■ **Try it**: Scan the entries for "this". Every line that holds it is to be copied.

(Saved entries)
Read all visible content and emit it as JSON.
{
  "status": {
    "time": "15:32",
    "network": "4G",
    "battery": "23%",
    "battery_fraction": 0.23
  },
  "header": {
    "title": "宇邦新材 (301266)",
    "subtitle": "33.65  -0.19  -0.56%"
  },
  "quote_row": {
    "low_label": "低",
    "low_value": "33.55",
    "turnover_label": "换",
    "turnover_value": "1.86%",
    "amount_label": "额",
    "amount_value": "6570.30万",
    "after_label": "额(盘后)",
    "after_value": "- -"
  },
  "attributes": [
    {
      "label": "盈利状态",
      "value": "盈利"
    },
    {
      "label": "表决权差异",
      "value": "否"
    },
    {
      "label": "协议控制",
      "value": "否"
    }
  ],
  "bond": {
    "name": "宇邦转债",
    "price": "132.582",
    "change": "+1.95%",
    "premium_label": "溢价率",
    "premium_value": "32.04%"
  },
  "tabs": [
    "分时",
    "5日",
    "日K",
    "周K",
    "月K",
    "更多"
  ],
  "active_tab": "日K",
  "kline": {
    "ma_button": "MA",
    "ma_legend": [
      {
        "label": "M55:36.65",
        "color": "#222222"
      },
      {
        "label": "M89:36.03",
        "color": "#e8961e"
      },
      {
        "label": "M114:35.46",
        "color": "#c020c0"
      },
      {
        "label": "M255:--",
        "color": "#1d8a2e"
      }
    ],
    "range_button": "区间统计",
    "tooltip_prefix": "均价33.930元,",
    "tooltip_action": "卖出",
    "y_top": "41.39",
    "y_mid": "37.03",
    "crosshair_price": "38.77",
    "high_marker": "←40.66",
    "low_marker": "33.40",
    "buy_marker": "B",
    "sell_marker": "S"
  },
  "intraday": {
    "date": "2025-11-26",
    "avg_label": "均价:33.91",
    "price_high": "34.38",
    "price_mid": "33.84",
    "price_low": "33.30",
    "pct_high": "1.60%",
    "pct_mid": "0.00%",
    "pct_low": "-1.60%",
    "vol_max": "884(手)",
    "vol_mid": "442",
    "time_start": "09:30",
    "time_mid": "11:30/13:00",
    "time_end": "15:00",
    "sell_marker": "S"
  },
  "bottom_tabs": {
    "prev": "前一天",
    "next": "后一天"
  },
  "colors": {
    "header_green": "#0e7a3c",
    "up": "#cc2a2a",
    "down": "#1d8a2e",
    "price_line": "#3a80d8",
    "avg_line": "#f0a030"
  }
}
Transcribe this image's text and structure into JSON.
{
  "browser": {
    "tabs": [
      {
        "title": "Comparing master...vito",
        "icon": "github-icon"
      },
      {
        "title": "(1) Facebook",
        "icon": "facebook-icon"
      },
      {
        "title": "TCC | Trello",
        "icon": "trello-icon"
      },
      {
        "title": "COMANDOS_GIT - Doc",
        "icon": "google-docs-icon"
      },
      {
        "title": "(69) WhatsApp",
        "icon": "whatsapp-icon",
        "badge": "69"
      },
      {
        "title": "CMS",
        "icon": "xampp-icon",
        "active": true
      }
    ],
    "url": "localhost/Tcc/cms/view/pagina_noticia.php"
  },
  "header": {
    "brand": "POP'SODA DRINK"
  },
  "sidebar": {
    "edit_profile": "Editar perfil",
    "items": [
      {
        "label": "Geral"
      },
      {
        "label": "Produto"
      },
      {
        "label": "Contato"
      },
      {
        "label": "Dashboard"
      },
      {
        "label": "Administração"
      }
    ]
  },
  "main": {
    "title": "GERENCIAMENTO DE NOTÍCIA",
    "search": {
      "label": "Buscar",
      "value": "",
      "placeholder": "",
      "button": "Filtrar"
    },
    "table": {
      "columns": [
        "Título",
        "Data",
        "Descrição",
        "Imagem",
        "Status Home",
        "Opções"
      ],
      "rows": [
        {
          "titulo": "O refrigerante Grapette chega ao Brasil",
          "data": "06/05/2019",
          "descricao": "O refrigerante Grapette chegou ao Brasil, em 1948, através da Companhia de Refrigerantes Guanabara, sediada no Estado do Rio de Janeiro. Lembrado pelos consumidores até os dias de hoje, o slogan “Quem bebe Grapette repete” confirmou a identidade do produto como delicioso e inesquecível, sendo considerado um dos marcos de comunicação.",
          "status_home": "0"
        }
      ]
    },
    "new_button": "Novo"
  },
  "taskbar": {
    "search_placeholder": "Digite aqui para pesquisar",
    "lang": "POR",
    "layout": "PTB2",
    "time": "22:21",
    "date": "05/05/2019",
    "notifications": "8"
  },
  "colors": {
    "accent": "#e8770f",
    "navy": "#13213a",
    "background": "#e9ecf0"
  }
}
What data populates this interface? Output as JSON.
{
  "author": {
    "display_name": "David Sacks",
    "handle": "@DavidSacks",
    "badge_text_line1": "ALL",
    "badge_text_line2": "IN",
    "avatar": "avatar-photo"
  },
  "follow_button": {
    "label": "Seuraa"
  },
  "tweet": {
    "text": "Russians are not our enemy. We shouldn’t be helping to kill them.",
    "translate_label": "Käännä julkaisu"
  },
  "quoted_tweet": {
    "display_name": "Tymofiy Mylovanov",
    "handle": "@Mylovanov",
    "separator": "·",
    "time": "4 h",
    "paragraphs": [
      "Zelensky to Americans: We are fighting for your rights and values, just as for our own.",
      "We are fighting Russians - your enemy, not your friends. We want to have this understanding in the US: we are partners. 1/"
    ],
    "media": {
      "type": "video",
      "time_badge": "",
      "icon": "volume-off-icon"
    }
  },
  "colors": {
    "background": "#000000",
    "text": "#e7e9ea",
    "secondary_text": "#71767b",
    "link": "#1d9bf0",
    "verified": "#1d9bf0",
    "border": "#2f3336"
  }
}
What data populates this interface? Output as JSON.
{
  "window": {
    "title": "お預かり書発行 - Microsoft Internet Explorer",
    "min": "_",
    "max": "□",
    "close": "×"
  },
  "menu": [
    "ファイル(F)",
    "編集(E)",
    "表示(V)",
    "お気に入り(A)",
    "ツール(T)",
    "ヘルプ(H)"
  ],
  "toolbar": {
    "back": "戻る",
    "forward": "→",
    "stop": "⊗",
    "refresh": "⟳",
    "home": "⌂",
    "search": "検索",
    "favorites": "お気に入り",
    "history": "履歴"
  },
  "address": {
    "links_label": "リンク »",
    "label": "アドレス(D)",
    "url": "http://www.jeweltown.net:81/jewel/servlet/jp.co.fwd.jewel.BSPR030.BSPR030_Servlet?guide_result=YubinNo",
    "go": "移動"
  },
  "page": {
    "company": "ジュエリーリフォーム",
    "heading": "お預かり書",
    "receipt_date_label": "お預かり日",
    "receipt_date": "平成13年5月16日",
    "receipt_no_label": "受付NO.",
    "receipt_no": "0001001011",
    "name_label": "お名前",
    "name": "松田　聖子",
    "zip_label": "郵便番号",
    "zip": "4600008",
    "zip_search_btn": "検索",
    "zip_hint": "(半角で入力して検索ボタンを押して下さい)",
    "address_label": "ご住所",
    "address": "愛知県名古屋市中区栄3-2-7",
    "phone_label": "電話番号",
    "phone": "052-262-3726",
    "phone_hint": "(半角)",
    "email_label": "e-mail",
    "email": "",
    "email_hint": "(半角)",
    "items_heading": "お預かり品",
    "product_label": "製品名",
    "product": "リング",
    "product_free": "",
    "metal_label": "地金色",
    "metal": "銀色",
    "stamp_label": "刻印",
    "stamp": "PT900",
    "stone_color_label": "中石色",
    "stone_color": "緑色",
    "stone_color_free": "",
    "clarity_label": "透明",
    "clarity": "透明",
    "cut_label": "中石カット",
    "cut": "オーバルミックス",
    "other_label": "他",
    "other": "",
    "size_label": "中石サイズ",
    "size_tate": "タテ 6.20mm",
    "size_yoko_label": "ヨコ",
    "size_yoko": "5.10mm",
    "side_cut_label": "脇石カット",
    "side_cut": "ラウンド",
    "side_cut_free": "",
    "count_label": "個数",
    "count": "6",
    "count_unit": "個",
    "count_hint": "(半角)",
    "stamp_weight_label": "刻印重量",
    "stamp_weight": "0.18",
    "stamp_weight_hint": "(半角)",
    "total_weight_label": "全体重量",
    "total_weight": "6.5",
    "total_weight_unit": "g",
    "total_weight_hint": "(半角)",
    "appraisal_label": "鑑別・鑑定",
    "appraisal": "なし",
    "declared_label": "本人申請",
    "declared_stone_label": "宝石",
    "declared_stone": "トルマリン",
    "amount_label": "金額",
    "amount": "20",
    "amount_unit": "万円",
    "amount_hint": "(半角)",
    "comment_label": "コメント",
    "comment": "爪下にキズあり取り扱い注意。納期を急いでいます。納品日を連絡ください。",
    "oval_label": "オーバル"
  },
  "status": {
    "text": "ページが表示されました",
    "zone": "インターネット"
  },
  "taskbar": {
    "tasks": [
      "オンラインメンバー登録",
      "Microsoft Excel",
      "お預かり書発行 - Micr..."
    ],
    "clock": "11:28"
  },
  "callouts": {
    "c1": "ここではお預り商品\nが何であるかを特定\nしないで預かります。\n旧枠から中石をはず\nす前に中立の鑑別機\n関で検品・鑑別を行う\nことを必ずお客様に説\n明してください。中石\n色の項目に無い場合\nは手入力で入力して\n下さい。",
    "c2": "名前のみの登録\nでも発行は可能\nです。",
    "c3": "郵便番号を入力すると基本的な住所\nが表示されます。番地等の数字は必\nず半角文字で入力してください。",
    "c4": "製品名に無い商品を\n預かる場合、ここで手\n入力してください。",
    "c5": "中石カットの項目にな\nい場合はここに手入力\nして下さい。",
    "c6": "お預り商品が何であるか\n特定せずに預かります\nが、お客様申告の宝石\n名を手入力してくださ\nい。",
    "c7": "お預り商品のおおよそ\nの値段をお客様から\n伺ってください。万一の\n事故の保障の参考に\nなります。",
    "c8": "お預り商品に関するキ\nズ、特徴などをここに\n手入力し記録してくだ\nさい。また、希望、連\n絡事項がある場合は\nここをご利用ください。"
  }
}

■ **Reply**:
Transcribe this image's text and structure into JSON.
What data populates this interface? Output as JSON.
      "We are fighting Russians - your enemy, not your friends. We want to have this understanding in the US: we are partners. 1/"
What data populates this interface? Output as JSON.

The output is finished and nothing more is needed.